Hemoptysis - Symptom Evaluation
Hemoptysis is classified as:
Massive hemoptysis, where the patient coughs up more than 200ml of blood per day
Non-massive hemoptysis, where the patient coughs up 200-600 ml of blood per day
The respiratory tract receives blood supply from two sources – the lungs receive blood under lower pressure through pulmonary arteries, and the bronchi receive blood under normal pressure through the bronchial arteries. Thus, bleeding from the bronchial arteries results in massive bleeding, whereas bleeding from the lung circulation often tend to be lesser in amount.
Hemoptysis should be differentiated from bleeding that originates from the nose and throat, and hematemesis (vomiting of blood from the upper digestive tract). The presence of associated symptoms like chronic cough, blood streaked sputum, change in the type of cough, fatigue, chest pain, breathlessness and wheezing make it more likely that the patient is suffering from hemoptysis.
In some cases, the exact cause of hemoptysis cannot be detected. In others, the cause is diagnosed through the symptoms of the patient with the help of several tests. Various conditions that may cause hemoptysis are listed below:
Infection: Infections of the respiratory tract that could result in hemoptysis include:
Bronchitis and pneumonia: Infection of the bronchi in the form of bronchitis and lungs in the form of pneumonia can result in rupture of superficial blood vessels and hemoptysis.

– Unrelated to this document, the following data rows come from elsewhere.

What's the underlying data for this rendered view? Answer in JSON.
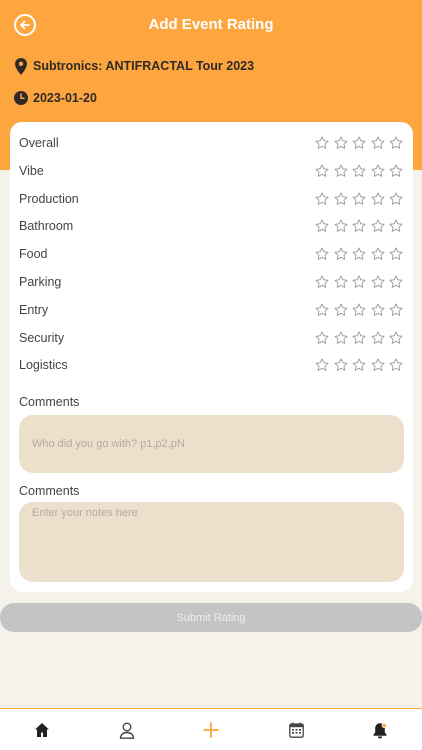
{
  "header": {
    "title": "Add Event Rating",
    "event_name": "Subtronics: ANTIFRACTAL Tour 2023",
    "event_date": "2023-01-20",
    "back_icon": "back-arrow-icon",
    "location_icon": "map-pin-icon",
    "clock_icon": "clock-icon"
  },
  "ratings": [
    {
      "label": "Overall",
      "stars": 0,
      "max": 5
    },
    {
      "label": "Vibe",
      "stars": 0,
      "max": 5
    },
    {
      "label": "Production",
      "stars": 0,
      "max": 5
    },
    {
      "label": "Bathroom",
      "stars": 0,
      "max": 5
    },
    {
      "label": "Food",
      "stars": 0,
      "max": 5
    },
    {
      "label": "Parking",
      "stars": 0,
      "max": 5
    },
    {
      "label": "Entry",
      "stars": 0,
      "max": 5
    },
    {
      "label": "Security",
      "stars": 0,
      "max": 5
    },
    {
      "label": "Logistics",
      "stars": 0,
      "max": 5
    }
  ],
  "companions": {
    "label": "Comments",
    "value": "",
    "placeholder": "Who did you go with? p1,p2,pN"
  },
  "notes": {
    "label": "Comments",
    "value": "",
    "placeholder": "Enter your notes here"
  },
  "submit_label": "Submit Rating",
  "nav": [
    {
      "name": "home",
      "icon": "home-icon",
      "active": true
    },
    {
      "name": "profile",
      "icon": "user-icon",
      "active": false
    },
    {
      "name": "add",
      "icon": "plus-icon",
      "active": false
    },
    {
      "name": "calendar",
      "icon": "calendar-icon",
      "active": false
    },
    {
      "name": "notifications",
      "icon": "bell-icon",
      "active": false
    }
  ],
  "colors": {
    "accent": "#fda63f",
    "background": "#f5f1eb",
    "field": "#ecdfcc",
    "disabled_button": "#c4c4c4"
  }
}
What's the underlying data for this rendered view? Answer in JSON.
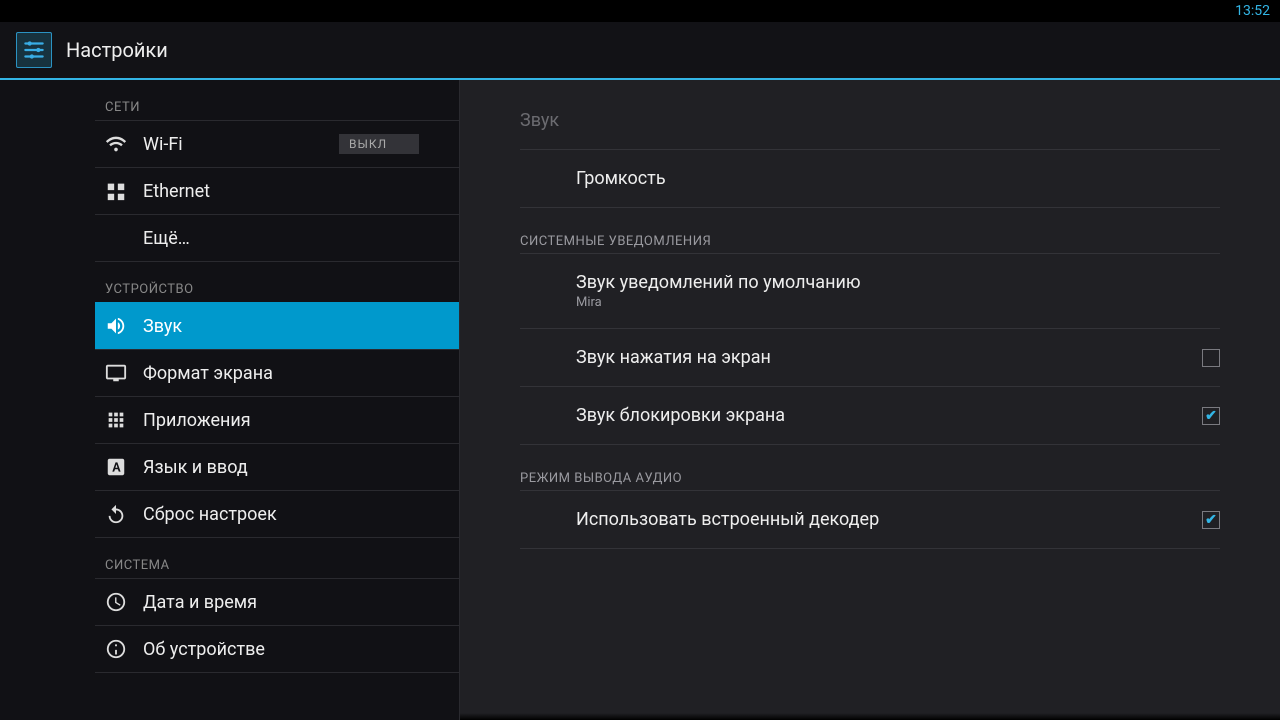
{
  "statusbar": {
    "time": "13:52"
  },
  "header": {
    "title": "Настройки"
  },
  "sidebar": {
    "cat_networks": "СЕТИ",
    "wifi": "Wi-Fi",
    "wifi_off": "ВЫКЛ",
    "ethernet": "Ethernet",
    "more": "Ещё…",
    "cat_device": "УСТРОЙСТВО",
    "sound": "Звук",
    "display": "Формат экрана",
    "apps": "Приложения",
    "lang": "Язык и ввод",
    "reset": "Сброс настроек",
    "cat_system": "СИСТЕМА",
    "datetime": "Дата и время",
    "about": "Об устройстве"
  },
  "content": {
    "title": "Звук",
    "volume": "Громкость",
    "section_notif": "СИСТЕМНЫЕ УВЕДОМЛЕНИЯ",
    "notif_sound": "Звук уведомлений по умолчанию",
    "notif_sound_sub": "Mira",
    "touch_sound": "Звук нажатия на экран",
    "lock_sound": "Звук блокировки экрана",
    "section_audio": "РЕЖИМ ВЫВОДА АУДИО",
    "decoder": "Использовать встроенный декодер"
  }
}
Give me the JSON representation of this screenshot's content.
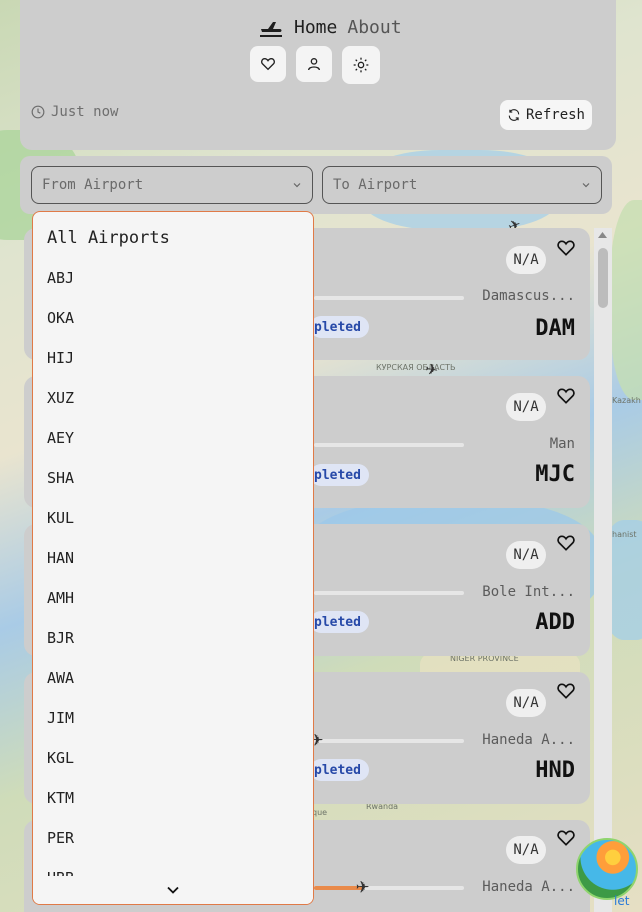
{
  "nav": {
    "home_label": "Home",
    "about_label": "About"
  },
  "header": {
    "updated_text": "Just now",
    "refresh_label": "Refresh"
  },
  "filters": {
    "from_placeholder": "From Airport",
    "to_placeholder": "To Airport"
  },
  "dropdown": {
    "options": [
      "All Airports",
      "ABJ",
      "OKA",
      "HIJ",
      "XUZ",
      "AEY",
      "SHA",
      "KUL",
      "HAN",
      "AMH",
      "BJR",
      "AWA",
      "JIM",
      "KGL",
      "KTM",
      "PER",
      "HBB"
    ]
  },
  "flights": [
    {
      "status_badge": "N/A",
      "dest_name": "Damascus...",
      "dest_code": "DAM",
      "status": "pleted"
    },
    {
      "status_badge": "N/A",
      "dest_name": "Man",
      "dest_code": "MJC",
      "status": "pleted"
    },
    {
      "status_badge": "N/A",
      "dest_name": "Bole Int...",
      "dest_code": "ADD",
      "status": "pleted"
    },
    {
      "status_badge": "N/A",
      "dest_name": "Haneda A...",
      "dest_code": "HND",
      "status": "pleted"
    },
    {
      "status_badge": "N/A",
      "dest_name": "Haneda A...",
      "dest_code": "",
      "status": ""
    }
  ],
  "map": {
    "labels": [
      "КУРСКАЯ ОБЛАСТЬ",
      "Kazakh",
      "Rwanda",
      "hanist",
      "que",
      "NIGER PROVINCE"
    ],
    "attribution": "let"
  },
  "colors": {
    "panel": "#cdcdcd",
    "accent_border": "#e07a47",
    "pill_bg": "#dfe5f5",
    "pill_text": "#2749a8"
  }
}
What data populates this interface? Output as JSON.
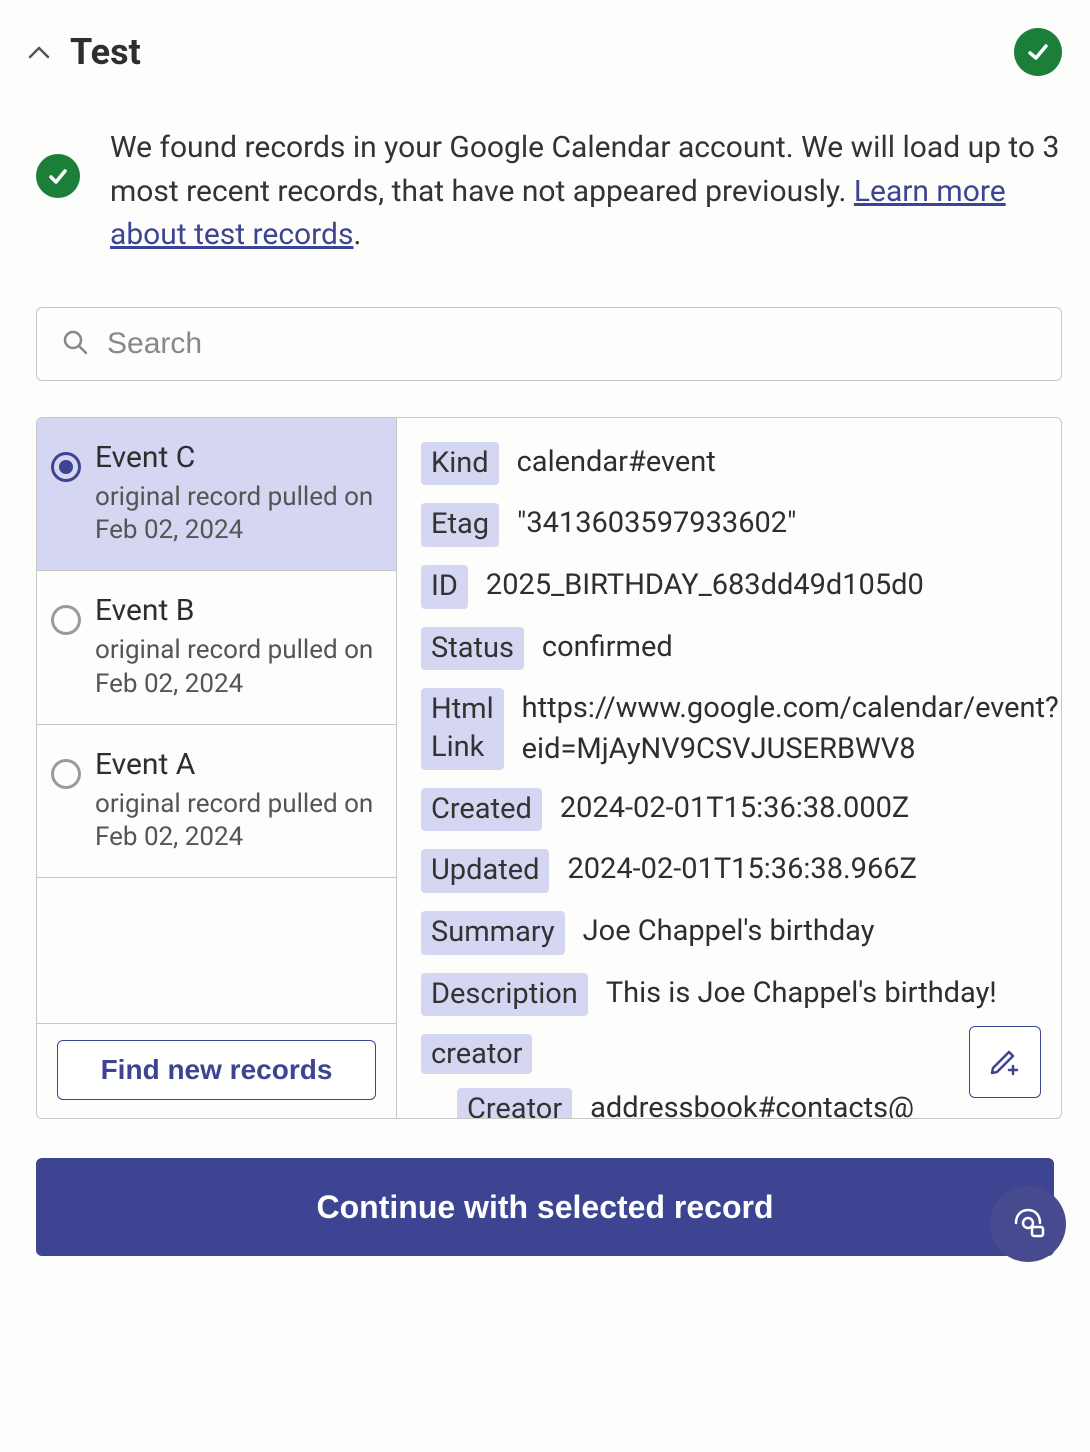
{
  "header": {
    "title": "Test"
  },
  "info": {
    "text_before_link": "We found records in your Google Calendar account. We will load up to 3 most recent records, that have not appeared previously. ",
    "link_text": "Learn more about test records",
    "text_after_link": "."
  },
  "search": {
    "placeholder": "Search"
  },
  "events": [
    {
      "title": "Event C",
      "subtitle": "original record pulled on Feb 02, 2024",
      "selected": true
    },
    {
      "title": "Event B",
      "subtitle": "original record pulled on Feb 02, 2024",
      "selected": false
    },
    {
      "title": "Event A",
      "subtitle": "original record pulled on Feb 02, 2024",
      "selected": false
    }
  ],
  "find_button": "Find new records",
  "details": {
    "kind": {
      "label": "Kind",
      "value": "calendar#event"
    },
    "etag": {
      "label": "Etag",
      "value": "\"3413603597933602\""
    },
    "id": {
      "label": "ID",
      "value": "2025_BIRTHDAY_683dd49d105d0"
    },
    "status": {
      "label": "Status",
      "value": "confirmed"
    },
    "html_link": {
      "label_line1": "Html",
      "label_line2": "Link",
      "value": "https://www.google.com/calendar/event?eid=MjAyNV9CSVJUSERBWV8"
    },
    "created": {
      "label": "Created",
      "value": "2024-02-01T15:36:38.000Z"
    },
    "updated": {
      "label": "Updated",
      "value": "2024-02-01T15:36:38.966Z"
    },
    "summary": {
      "label": "Summary",
      "value": "Joe Chappel's birthday"
    },
    "description": {
      "label": "Description",
      "value": "This is Joe Chappel's birthday!"
    },
    "creator": {
      "label": "creator",
      "nested_label": "Creator",
      "nested_value": "addressbook#contacts@"
    }
  },
  "continue_button": "Continue with selected record"
}
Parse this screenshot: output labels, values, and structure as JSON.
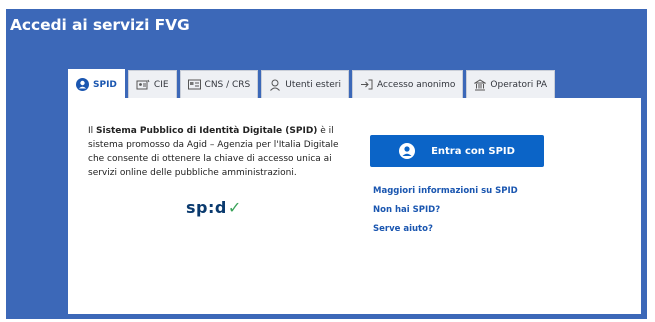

The infection may be caused by bacteria like Staphylococcus aureus, Pseudomonas aeruginosa or fungi like Aspergillus. Bronchitis is associated with a chronic cough, whereas a patient with pneumonia may suffer from additional symptoms like fever and breathlessness.
Lung abscess: Bacterial infection of the lung could also result in abscess formation. The patient has high fever and difficulty with breathing.
Tuberculosis: Tuberculosis is a common lung infection associated with blood-tinged sputum. The patient reports symptoms of weight loss, low-grade fever, cough, and breathlessness. In the later stages, the patient may suffer from massive hemoptysis.
These conditions are diagnosed through examination of the patient and chest x-ray.
Bronchiectasis: Bronchiectasis is a condition where parts of the bronchi are excessively enlarged. This results in accumulation of mucus in the bronchi and symptoms of cough with mucus production and repeated infections. The sputum may be purulent with streaks of blood. The condition is diagnosed through CT scan or bronchoscopy.
Pulmonary infarction: Pulmonary infarction is a condition where the blood supply to a part of the lungs is suddenly blocked by a clot. The patient has breathlessness of sudden onset, chest pain, and frothy pink sputum. The condition should be treated as a medical emergency.
Cancer: Lung cancer is one of the major causes of hemoptysis. Bleeding from the cancer occurs when tumor invades blood vessels. The patient also shows the presence of symptoms like weight loss, fever, cough, chest pain, and breathlessness, and often reports a history of prolonged smoking.
Autoimmune Diseases: Autoimmune diseases like Goodpasture's syndrome, systemic lupus erythematosus, ANCA-associated vasculitis, and Wegener's granulomatosis cause hemoptysis. The autoimmune diseases damage the capillaries in the lungs, which can result in hemoptysis. Other symptoms associated with autoimmune diseases include fatigue, weight loss, swelling of feet, chronic bloody nasal discharge and joint pain. Blood tests are used to detect the antibodies and diagnose the autoimmune conditions.
Trauma: Injury to the respiratory tract due to motor vehicle accidents or surgical procedures like lung biopsy can result in hemoptysis. The presence of a foreign body in the respiratory tract should be suspected in a child with hemoptysis.
Cardiac Causes: Conditions affecting the heart like mitral stenosis and heart failure could result in excess blood pressure in the lungs, resulting in hemoptysis. The patient may have symptoms like swelling of feet and breathlessness especially while lying down.
Medications: Medications like heparin thin the blood and prevent clotting, and may result in hemoptysis. Drugs that break clots like streptokinase, which are used in conditions like heart attack, may also result in hemoptysis in some cases.
Frequently Asked Questions (FAQs)
1. Which doctor should I visit in case I suffer from hemoptysis?
You should visit a Pulmonologist or lung specialist in case you suffer from hemoptysis.
2. Why should hemoptysis be promptly treated?
Hemoptysis results in sudden blood loss, which if massive could result in collapse. Hence massive hemoptysis should be treated as an emergency. Besides, even mild bleeding could signify the early stages of a disease condition like lung cancer. Therefore, any bleeding from the lungs should be evaluated as early as possible.